[Problem statement] Nothing but an exact reproduction of the records, pictures excluded, should be returned.

------------

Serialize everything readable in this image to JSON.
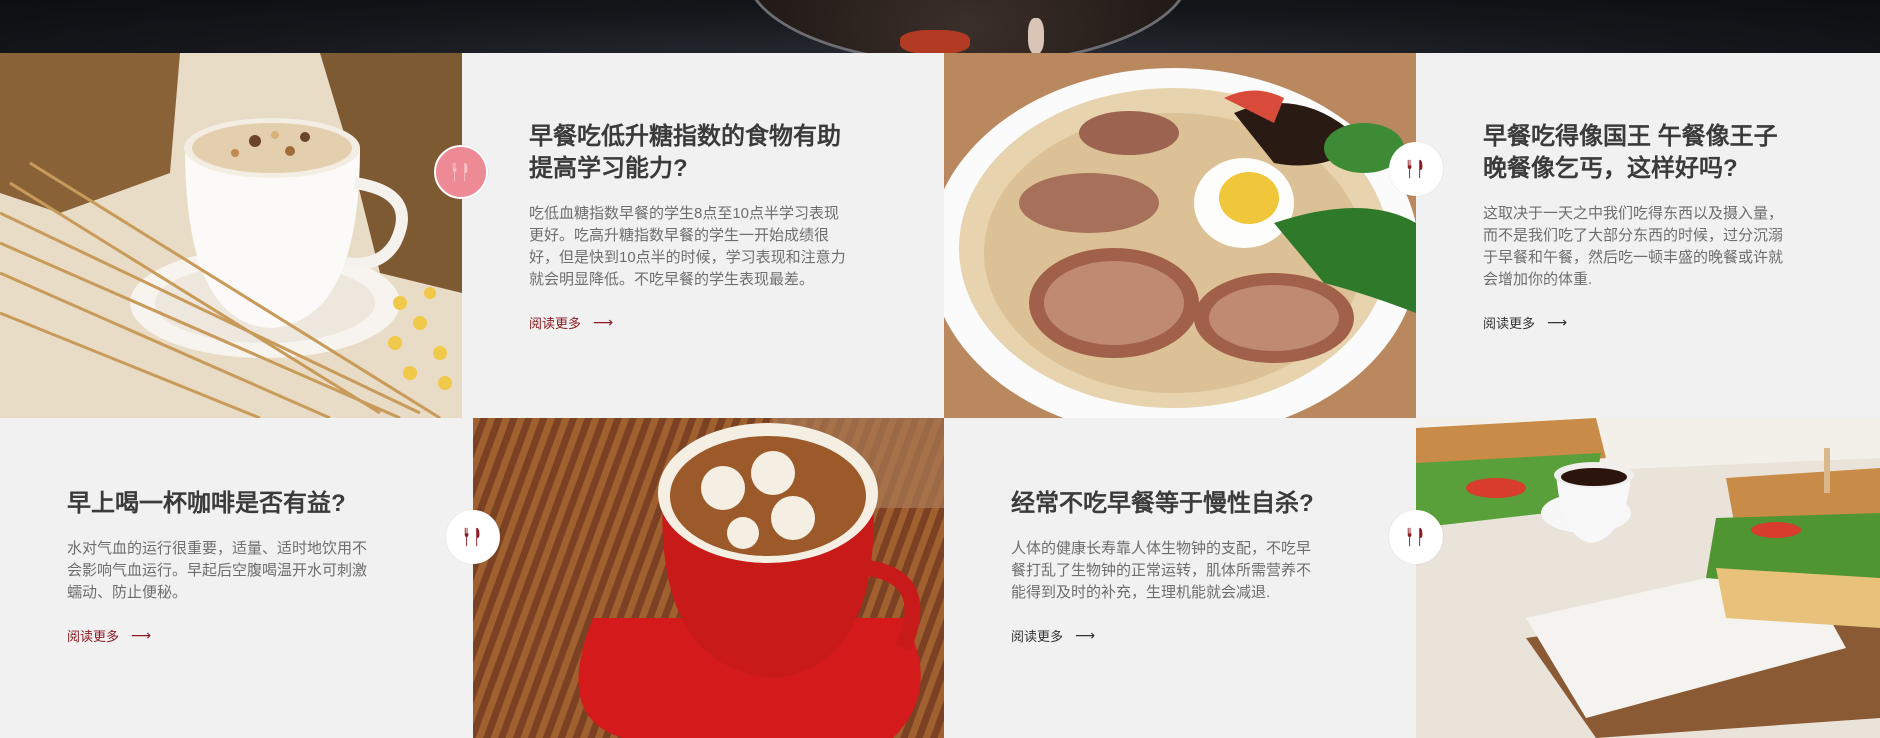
{
  "theme": {
    "accent": "#8b1c24",
    "badge_active_bg": "#ee8a94",
    "badge_active_border": "#ffffff",
    "text_dark": "#3b3b3b",
    "text_muted": "#6e6e6e",
    "panel_bg": "#f1f1f1"
  },
  "articles": [
    {
      "title_line1": "早餐吃低升糖指数的食物有助",
      "title_line2": "提高学习能力?",
      "body_lines": [
        "吃低血糖指数早餐的学生8点至10点半学习表现",
        "更好。吃高升糖指数早餐的学生一开始成绩很",
        "好，但是快到10点半的时候，学习表现和注意力",
        "就会明显降低。不吃早餐的学生表现最差。"
      ],
      "read_more": "阅读更多",
      "arrow": "⟶",
      "image_icon": "cereal-milk-cup-icon",
      "badge_icon": "utensils-icon"
    },
    {
      "title_line1": "早餐吃得像国王 午餐像王子",
      "title_line2": "晚餐像乞丐，这样好吗?",
      "body_lines": [
        "这取决于一天之中我们吃得东西以及摄入量，",
        "而不是我们吃了大部分东西的时候，过分沉溺",
        "于早餐和午餐，然后吃一顿丰盛的晚餐或许就",
        "会增加你的体重."
      ],
      "read_more": "阅读更多",
      "arrow": "⟶",
      "image_icon": "ramen-bowl-icon",
      "badge_icon": "utensils-icon"
    },
    {
      "title_line1": "早上喝一杯咖啡是否有益?",
      "body_lines": [
        "水对气血的运行很重要，适量、适时地饮用不",
        "会影响气血运行。早起后空腹喝温开水可刺激",
        "蠕动、防止便秘。"
      ],
      "read_more": "阅读更多",
      "arrow": "⟶",
      "image_icon": "latte-art-cup-icon",
      "badge_icon": "utensils-icon"
    },
    {
      "title_line1": "经常不吃早餐等于慢性自杀?",
      "body_lines": [
        "人体的健康长寿靠人体生物钟的支配，不吃早",
        "餐打乱了生物钟的正常运转，肌体所需营养不",
        "能得到及时的补充，生理机能就会减退."
      ],
      "read_more": "阅读更多",
      "arrow": "⟶",
      "image_icon": "sandwich-coffee-icon",
      "badge_icon": "utensils-icon"
    }
  ]
}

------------

[Answer to the exercise]
Serialize everything readable in this image to JSON.
{
  "theme": {
    "accent": "#8b1c24",
    "badge_active_bg": "#ee8a94",
    "badge_active_border": "#ffffff",
    "text_dark": "#3b3b3b",
    "text_muted": "#6e6e6e",
    "panel_bg": "#f1f1f1"
  },
  "articles": [
    {
      "title_line1": "早餐吃低升糖指数的食物有助",
      "title_line2": "提高学习能力?",
      "body_lines": [
        "吃低血糖指数早餐的学生8点至10点半学习表现",
        "更好。吃高升糖指数早餐的学生一开始成绩很",
        "好，但是快到10点半的时候，学习表现和注意力",
        "就会明显降低。不吃早餐的学生表现最差。"
      ],
      "read_more": "阅读更多",
      "arrow": "⟶",
      "image_icon": "cereal-milk-cup-icon",
      "badge_icon": "utensils-icon"
    },
    {
      "title_line1": "早餐吃得像国王 午餐像王子",
      "title_line2": "晚餐像乞丐，这样好吗?",
      "body_lines": [
        "这取决于一天之中我们吃得东西以及摄入量，",
        "而不是我们吃了大部分东西的时候，过分沉溺",
        "于早餐和午餐，然后吃一顿丰盛的晚餐或许就",
        "会增加你的体重."
      ],
      "read_more": "阅读更多",
      "arrow": "⟶",
      "image_icon": "ramen-bowl-icon",
      "badge_icon": "utensils-icon"
    },
    {
      "title_line1": "早上喝一杯咖啡是否有益?",
      "body_lines": [
        "水对气血的运行很重要，适量、适时地饮用不",
        "会影响气血运行。早起后空腹喝温开水可刺激",
        "蠕动、防止便秘。"
      ],
      "read_more": "阅读更多",
      "arrow": "⟶",
      "image_icon": "latte-art-cup-icon",
      "badge_icon": "utensils-icon"
    },
    {
      "title_line1": "经常不吃早餐等于慢性自杀?",
      "body_lines": [
        "人体的健康长寿靠人体生物钟的支配，不吃早",
        "餐打乱了生物钟的正常运转，肌体所需营养不",
        "能得到及时的补充，生理机能就会减退."
      ],
      "read_more": "阅读更多",
      "arrow": "⟶",
      "image_icon": "sandwich-coffee-icon",
      "badge_icon": "utensils-icon"
    }
  ]
}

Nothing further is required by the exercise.